INSTRUCTIONS TO FOLLOW: Restate the whole of the data below word for word, skipping the images.

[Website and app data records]
○ ○ ○

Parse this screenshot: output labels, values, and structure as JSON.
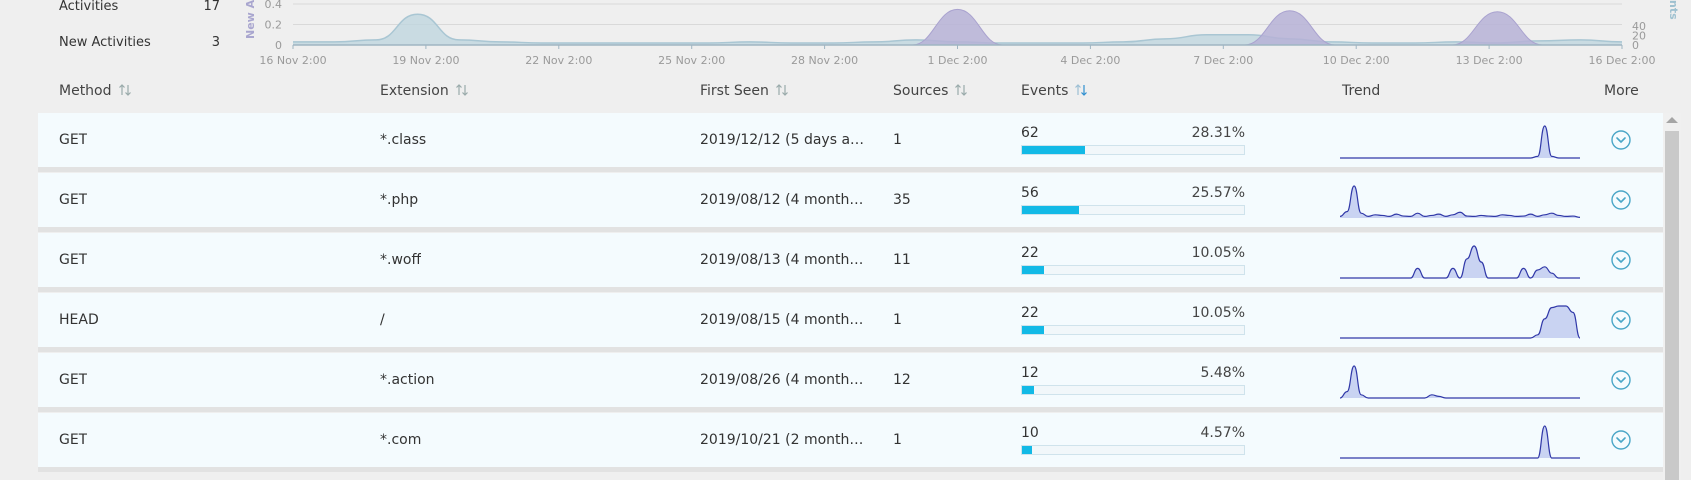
{
  "stats": [
    {
      "label": "Activities",
      "value": "17"
    },
    {
      "label": "New Activities",
      "value": "3"
    }
  ],
  "chart_data": {
    "type": "area",
    "y_left_label": "New A",
    "y_left_ticks": [
      "0.4",
      "0.2",
      "0"
    ],
    "y_right_label": "nts",
    "y_right_ticks": [
      "40",
      "20",
      "0"
    ],
    "x_tick_labels": [
      "16 Nov 2:00",
      "19 Nov 2:00",
      "22 Nov 2:00",
      "25 Nov 2:00",
      "28 Nov 2:00",
      "1 Dec 2:00",
      "4 Dec 2:00",
      "7 Dec 2:00",
      "10 Dec 2:00",
      "13 Dec 2:00",
      "16 Dec 2:00"
    ],
    "series": [
      {
        "values_by_day": [
          0.03,
          0.03,
          0.05,
          0.3,
          0.05,
          0.03,
          0.02,
          0.02,
          0.02,
          0.02,
          0.02,
          0.03,
          0.02,
          0.02,
          0.03,
          0.05,
          0.03,
          0.02,
          0.02,
          0.02,
          0.03,
          0.06,
          0.1,
          0.1,
          0.06,
          0.03,
          0.02,
          0.02,
          0.03,
          0.02,
          0.04,
          0.05,
          0.03
        ]
      },
      {
        "values_by_day": [
          0,
          0,
          0,
          0,
          0,
          0,
          0,
          0,
          0,
          0,
          0,
          0,
          0,
          0,
          0,
          0,
          75,
          0,
          0,
          0,
          0,
          0,
          0,
          0,
          72,
          0,
          0,
          0,
          0,
          70,
          0,
          0,
          0
        ]
      }
    ]
  },
  "table": {
    "columns": [
      "Method",
      "Extension",
      "First Seen",
      "Sources",
      "Events",
      "Trend",
      "More"
    ],
    "rows": [
      {
        "method": "GET",
        "extension": "*.class",
        "first_seen": "2019/12/12 (5 days ago)",
        "sources": "1",
        "events": "62",
        "percent": "28.31%",
        "fraction": 0.2831,
        "trend": [
          0,
          0,
          0,
          0,
          0,
          0,
          0,
          0,
          0,
          0,
          0,
          0,
          0,
          0,
          0,
          0,
          0,
          0,
          0,
          0,
          0,
          0,
          0,
          0,
          0,
          0,
          0,
          0,
          0.05,
          1,
          0.05,
          0,
          0,
          0,
          0
        ]
      },
      {
        "method": "GET",
        "extension": "*.php",
        "first_seen": "2019/08/12 (4 months ...",
        "sources": "35",
        "events": "56",
        "percent": "25.57%",
        "fraction": 0.2557,
        "trend": [
          0.05,
          0.2,
          1,
          0.15,
          0.05,
          0.1,
          0.08,
          0.05,
          0.12,
          0.06,
          0.05,
          0.15,
          0.05,
          0.08,
          0.12,
          0.05,
          0.1,
          0.18,
          0.06,
          0.05,
          0.08,
          0.06,
          0.05,
          0.1,
          0.08,
          0.05,
          0.06,
          0.12,
          0.05,
          0.1,
          0.15,
          0.08,
          0.05,
          0.06,
          0.02
        ]
      },
      {
        "method": "GET",
        "extension": "*.woff",
        "first_seen": "2019/08/13 (4 months ...",
        "sources": "11",
        "events": "22",
        "percent": "10.05%",
        "fraction": 0.1005,
        "trend": [
          0,
          0,
          0,
          0,
          0,
          0,
          0,
          0,
          0,
          0,
          0,
          0.3,
          0,
          0,
          0,
          0,
          0.3,
          0,
          0.6,
          1,
          0.5,
          0,
          0,
          0,
          0,
          0,
          0.3,
          0,
          0.25,
          0.35,
          0.15,
          0,
          0,
          0,
          0
        ]
      },
      {
        "method": "HEAD",
        "extension": "/",
        "first_seen": "2019/08/15 (4 months ...",
        "sources": "1",
        "events": "22",
        "percent": "10.05%",
        "fraction": 0.1005,
        "trend": [
          0,
          0,
          0,
          0,
          0,
          0,
          0,
          0,
          0,
          0,
          0,
          0,
          0,
          0,
          0,
          0,
          0,
          0,
          0,
          0,
          0,
          0,
          0,
          0,
          0,
          0,
          0,
          0,
          0.1,
          0.6,
          0.95,
          1,
          1,
          0.8,
          0
        ]
      },
      {
        "method": "GET",
        "extension": "*.action",
        "first_seen": "2019/08/26 (4 months ...",
        "sources": "12",
        "events": "12",
        "percent": "5.48%",
        "fraction": 0.0548,
        "trend": [
          0,
          0.2,
          1,
          0.1,
          0,
          0,
          0,
          0,
          0,
          0,
          0,
          0,
          0,
          0.1,
          0.05,
          0,
          0,
          0,
          0,
          0,
          0,
          0,
          0,
          0,
          0,
          0,
          0,
          0,
          0,
          0,
          0,
          0,
          0,
          0,
          0
        ]
      },
      {
        "method": "GET",
        "extension": "*.com",
        "first_seen": "2019/10/21 (2 months a...",
        "sources": "1",
        "events": "10",
        "percent": "4.57%",
        "fraction": 0.0457,
        "trend": [
          0,
          0,
          0,
          0,
          0,
          0,
          0,
          0,
          0,
          0,
          0,
          0,
          0,
          0,
          0,
          0,
          0,
          0,
          0,
          0,
          0,
          0,
          0,
          0,
          0,
          0,
          0,
          0,
          0,
          1,
          0,
          0,
          0,
          0,
          0
        ]
      }
    ]
  },
  "colors": {
    "accent": "#12b9e6",
    "trend_line": "#3038a8",
    "trend_fill": "#c9d3f2",
    "chart_purple": "#b6b1d6",
    "chart_blue": "#bcd4de"
  },
  "icons": {
    "sort": "sort-arrows-icon",
    "more": "chevron-down-circle-icon"
  }
}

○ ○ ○

RESPONSE:
Parse this screenshot: output labels, values, and structure as JSON.
{
  "stats": [
    {
      "label": "Activities",
      "value": "17"
    },
    {
      "label": "New Activities",
      "value": "3"
    }
  ],
  "chart_data": {
    "type": "area",
    "y_left_label": "New A",
    "y_left_ticks": [
      "0.4",
      "0.2",
      "0"
    ],
    "y_right_label": "nts",
    "y_right_ticks": [
      "40",
      "20",
      "0"
    ],
    "x_tick_labels": [
      "16 Nov 2:00",
      "19 Nov 2:00",
      "22 Nov 2:00",
      "25 Nov 2:00",
      "28 Nov 2:00",
      "1 Dec 2:00",
      "4 Dec 2:00",
      "7 Dec 2:00",
      "10 Dec 2:00",
      "13 Dec 2:00",
      "16 Dec 2:00"
    ],
    "series": [
      {
        "values_by_day": [
          0.03,
          0.03,
          0.05,
          0.3,
          0.05,
          0.03,
          0.02,
          0.02,
          0.02,
          0.02,
          0.02,
          0.03,
          0.02,
          0.02,
          0.03,
          0.05,
          0.03,
          0.02,
          0.02,
          0.02,
          0.03,
          0.06,
          0.1,
          0.1,
          0.06,
          0.03,
          0.02,
          0.02,
          0.03,
          0.02,
          0.04,
          0.05,
          0.03
        ]
      },
      {
        "values_by_day": [
          0,
          0,
          0,
          0,
          0,
          0,
          0,
          0,
          0,
          0,
          0,
          0,
          0,
          0,
          0,
          0,
          75,
          0,
          0,
          0,
          0,
          0,
          0,
          0,
          72,
          0,
          0,
          0,
          0,
          70,
          0,
          0,
          0
        ]
      }
    ]
  },
  "table": {
    "columns": [
      "Method",
      "Extension",
      "First Seen",
      "Sources",
      "Events",
      "Trend",
      "More"
    ],
    "rows": [
      {
        "method": "GET",
        "extension": "*.class",
        "first_seen": "2019/12/12 (5 days ago)",
        "sources": "1",
        "events": "62",
        "percent": "28.31%",
        "fraction": 0.2831,
        "trend": [
          0,
          0,
          0,
          0,
          0,
          0,
          0,
          0,
          0,
          0,
          0,
          0,
          0,
          0,
          0,
          0,
          0,
          0,
          0,
          0,
          0,
          0,
          0,
          0,
          0,
          0,
          0,
          0,
          0.05,
          1,
          0.05,
          0,
          0,
          0,
          0
        ]
      },
      {
        "method": "GET",
        "extension": "*.php",
        "first_seen": "2019/08/12 (4 months ...",
        "sources": "35",
        "events": "56",
        "percent": "25.57%",
        "fraction": 0.2557,
        "trend": [
          0.05,
          0.2,
          1,
          0.15,
          0.05,
          0.1,
          0.08,
          0.05,
          0.12,
          0.06,
          0.05,
          0.15,
          0.05,
          0.08,
          0.12,
          0.05,
          0.1,
          0.18,
          0.06,
          0.05,
          0.08,
          0.06,
          0.05,
          0.1,
          0.08,
          0.05,
          0.06,
          0.12,
          0.05,
          0.1,
          0.15,
          0.08,
          0.05,
          0.06,
          0.02
        ]
      },
      {
        "method": "GET",
        "extension": "*.woff",
        "first_seen": "2019/08/13 (4 months ...",
        "sources": "11",
        "events": "22",
        "percent": "10.05%",
        "fraction": 0.1005,
        "trend": [
          0,
          0,
          0,
          0,
          0,
          0,
          0,
          0,
          0,
          0,
          0,
          0.3,
          0,
          0,
          0,
          0,
          0.3,
          0,
          0.6,
          1,
          0.5,
          0,
          0,
          0,
          0,
          0,
          0.3,
          0,
          0.25,
          0.35,
          0.15,
          0,
          0,
          0,
          0
        ]
      },
      {
        "method": "HEAD",
        "extension": "/",
        "first_seen": "2019/08/15 (4 months ...",
        "sources": "1",
        "events": "22",
        "percent": "10.05%",
        "fraction": 0.1005,
        "trend": [
          0,
          0,
          0,
          0,
          0,
          0,
          0,
          0,
          0,
          0,
          0,
          0,
          0,
          0,
          0,
          0,
          0,
          0,
          0,
          0,
          0,
          0,
          0,
          0,
          0,
          0,
          0,
          0,
          0.1,
          0.6,
          0.95,
          1,
          1,
          0.8,
          0
        ]
      },
      {
        "method": "GET",
        "extension": "*.action",
        "first_seen": "2019/08/26 (4 months ...",
        "sources": "12",
        "events": "12",
        "percent": "5.48%",
        "fraction": 0.0548,
        "trend": [
          0,
          0.2,
          1,
          0.1,
          0,
          0,
          0,
          0,
          0,
          0,
          0,
          0,
          0,
          0.1,
          0.05,
          0,
          0,
          0,
          0,
          0,
          0,
          0,
          0,
          0,
          0,
          0,
          0,
          0,
          0,
          0,
          0,
          0,
          0,
          0,
          0
        ]
      },
      {
        "method": "GET",
        "extension": "*.com",
        "first_seen": "2019/10/21 (2 months a...",
        "sources": "1",
        "events": "10",
        "percent": "4.57%",
        "fraction": 0.0457,
        "trend": [
          0,
          0,
          0,
          0,
          0,
          0,
          0,
          0,
          0,
          0,
          0,
          0,
          0,
          0,
          0,
          0,
          0,
          0,
          0,
          0,
          0,
          0,
          0,
          0,
          0,
          0,
          0,
          0,
          0,
          1,
          0,
          0,
          0,
          0,
          0
        ]
      }
    ]
  },
  "colors": {
    "accent": "#12b9e6",
    "trend_line": "#3038a8",
    "trend_fill": "#c9d3f2",
    "chart_purple": "#b6b1d6",
    "chart_blue": "#bcd4de"
  },
  "icons": {
    "sort": "sort-arrows-icon",
    "more": "chevron-down-circle-icon"
  }
}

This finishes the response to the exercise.